It’s amazing that farmers’ complaints on this issue were ever taken seriously. Indeed, the obvious takeaway from the report is that people in the farming business are all too ready to point to economic and regulatory issues that don’t actually exist. Were farm groups embarrassed by any of this? Not a bit. They reacted as they so frequently do, posing at the same time as rugged individualists and pitiable victims of capitalist forces beyond their control.Troppo also points to a recently published book, Breaking The Sheep's Back, by Charles Massey. Massey has a background in the wool industry and has written a detailed account of the industry's decline. He has estimated that the collapse of the wool reserve price scheme "precipitated what, in today's monetary values, stands as the biggest corporate-business disaster in Australian history"
Reviews of the book can be found at the SMH: Shrunken industry fleeced by politics and greed, and also by historian Ross Fitzgerald at The Oz: How an industry got fleeced:
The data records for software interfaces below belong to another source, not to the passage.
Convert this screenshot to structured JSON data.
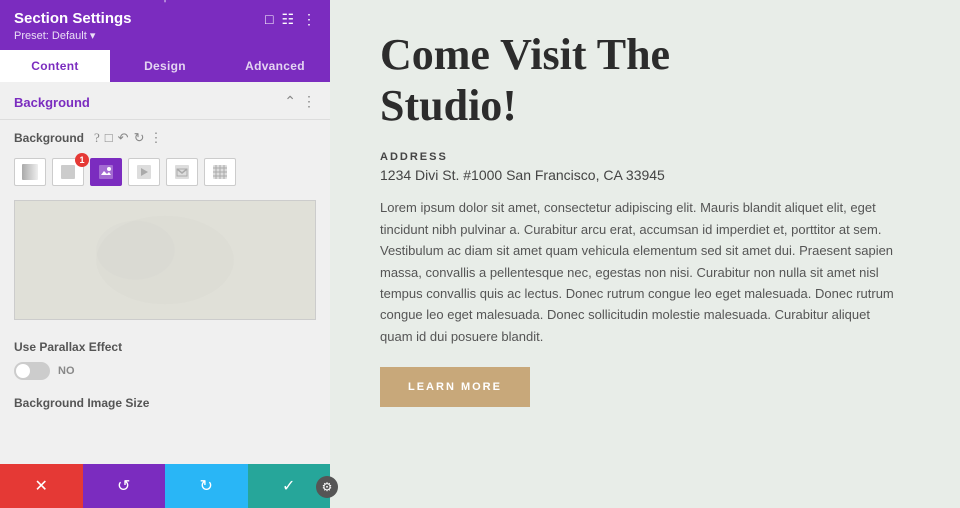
{
  "panel": {
    "title": "Section Settings",
    "preset": "Preset: Default ▾",
    "tabs": [
      "Content",
      "Design",
      "Advanced"
    ],
    "active_tab": "Content",
    "background_section": {
      "title": "Background",
      "bg_label": "Background",
      "type_buttons": [
        "gradient-icon",
        "color-swatch-icon",
        "image-icon",
        "video-icon",
        "email-icon",
        "pattern-icon"
      ],
      "badge_index": 1,
      "badge_value": "1"
    },
    "parallax": {
      "label": "Use Parallax Effect",
      "toggle_value": "NO"
    },
    "bg_image_size_label": "Background Image Size"
  },
  "action_bar": {
    "cancel_icon": "✕",
    "undo_icon": "↺",
    "redo_icon": "↻",
    "confirm_icon": "✓"
  },
  "main": {
    "title_line1": "Come Visit The",
    "title_line2": "Studio!",
    "address_label": "ADDRESS",
    "address_value": "1234 Divi St. #1000 San Francisco, CA 33945",
    "body_text": "Lorem ipsum dolor sit amet, consectetur adipiscing elit. Mauris blandit aliquet elit, eget tincidunt nibh pulvinar a. Curabitur arcu erat, accumsan id imperdiet et, porttitor at sem. Vestibulum ac diam sit amet quam vehicula elementum sed sit amet dui. Praesent sapien massa, convallis a pellentesque nec, egestas non nisi. Curabitur non nulla sit amet nisl tempus convallis quis ac lectus. Donec rutrum congue leo eget malesuada. Donec rutrum congue leo eget malesuada. Donec sollicitudin molestie malesuada. Curabitur aliquet quam id dui posuere blandit.",
    "learn_more_label": "LEARN MORE"
  }
}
Massy's fascinating expose demonstrates with considerable force the unforeseen effects that key ideas about "helping" an iconic industry via staunch protectionism, tariff walls, and other government interventions, have had in the not too recent past.Fitzgerald's description of Wool Board chairmann William Gunn as "energetic but fundamentally wrong headed" is a description that could equally apply to some more prominently outspoken agrarian socialist politicians today.